New facilities, technologies, and services have made their way into the budget with regularity during his tenure. When Lucas began working full-time, the University was half the size it is today in enrollment, facilities, faculty, and staff. Today the annual budget stands in excess of $100 million and the endowment has more than doubled in the last decade.

Image: Ron Carapezzi Ron Carapezzi '81, chair of the Dinner Committee for the Fairfield Awards dinner, majored in finance at Fairfield and went on to spend one year playing shortstop with the Cincinnati Reds' minor league team. Today he is president and CEO of GE Commercial & Industrial Finance and regularly deals with people and companies from every corner of the globe. His corporate experience has reinforced his commitment to promoting diversity on campus, not only to increase opportunities but to provide valuable experience for all students as they learn from people of various cultures and backgrounds.

Carapezzi and his wife, Newell, are benefactors of the University. Together they established the Richard Magro Jr. '81 Scholarship, in memory of his good friend and classmate who died about 10 years ago. Carapezzi was also an active member of the class committee during the three-year Our Promise: The Campaign for Fairfield University.

Carapezzi recently won a Privilege & Responsibility award from his former high school, St. Joseph's in Trumbull, for his contributions to scholarship funds, sports, and academics. He has served on the board of the Domus Foundation in Stamford and is active in the Hephzibah Children's Association in Illinois.

Since its inception in 1988, the dinner has raised $3.9 million for the endowed Alumni Multicultural Scholarship fund and provided financial aid to 80 students.

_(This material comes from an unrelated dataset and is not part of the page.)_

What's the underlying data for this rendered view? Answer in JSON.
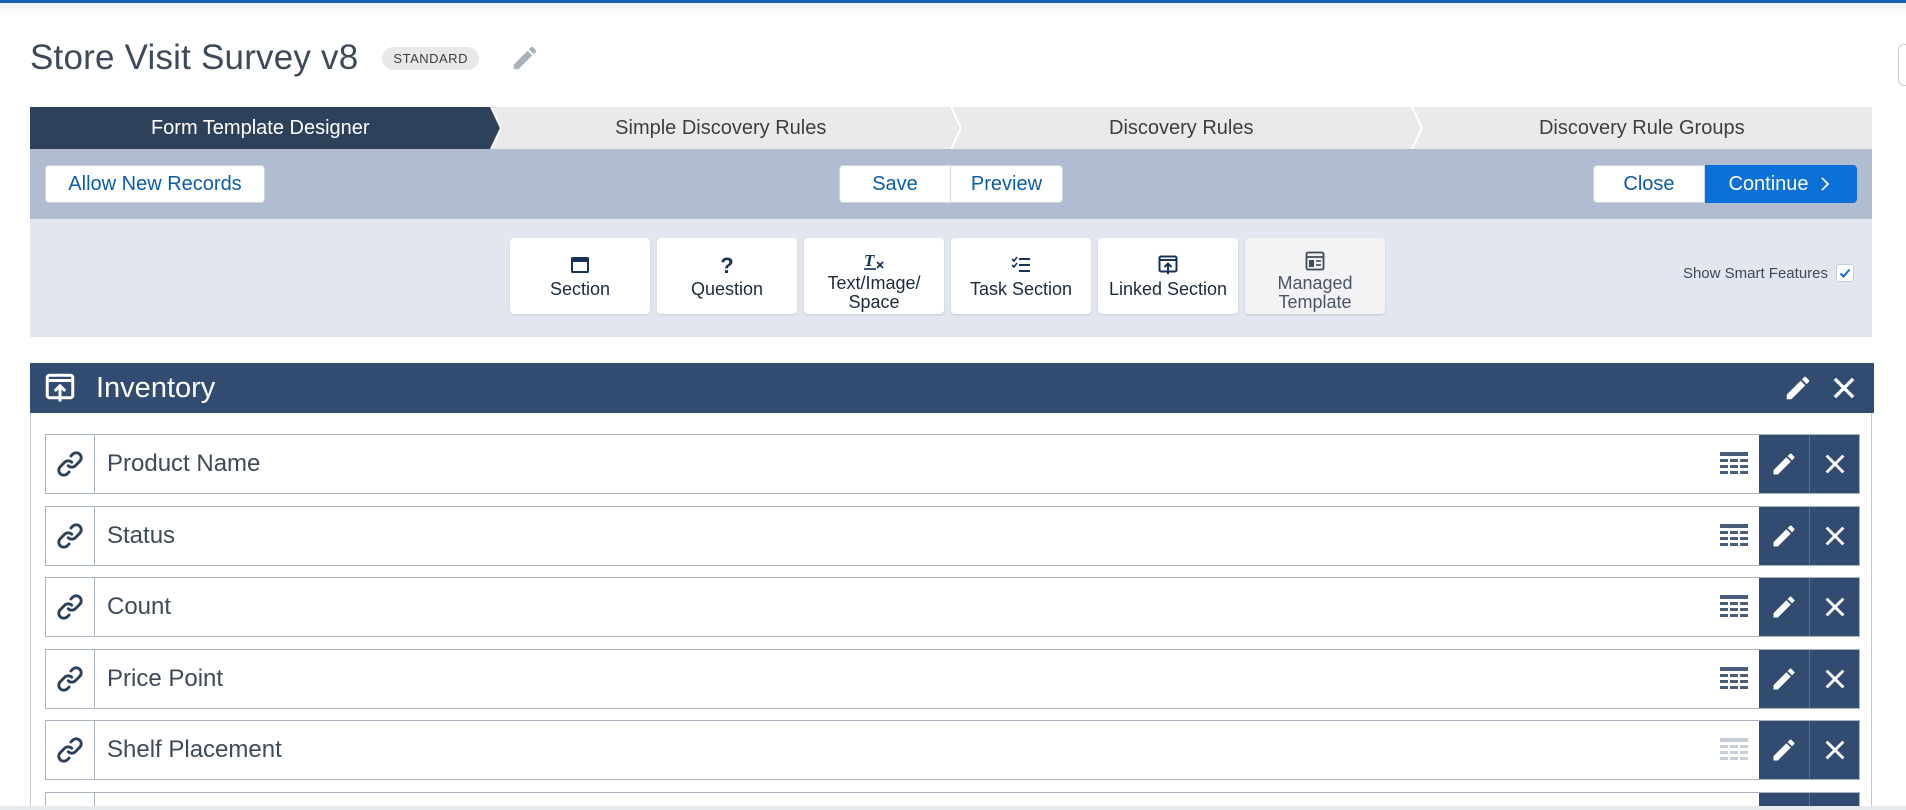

For more information about the 2005 Fairfield Awards Dinner, or to attend, contact the Office of Corporate Relations at (203) 254-4000, ext. 2927.

Posted On: 03-23-2005 10:03 AM

Volume: 37 Number: 205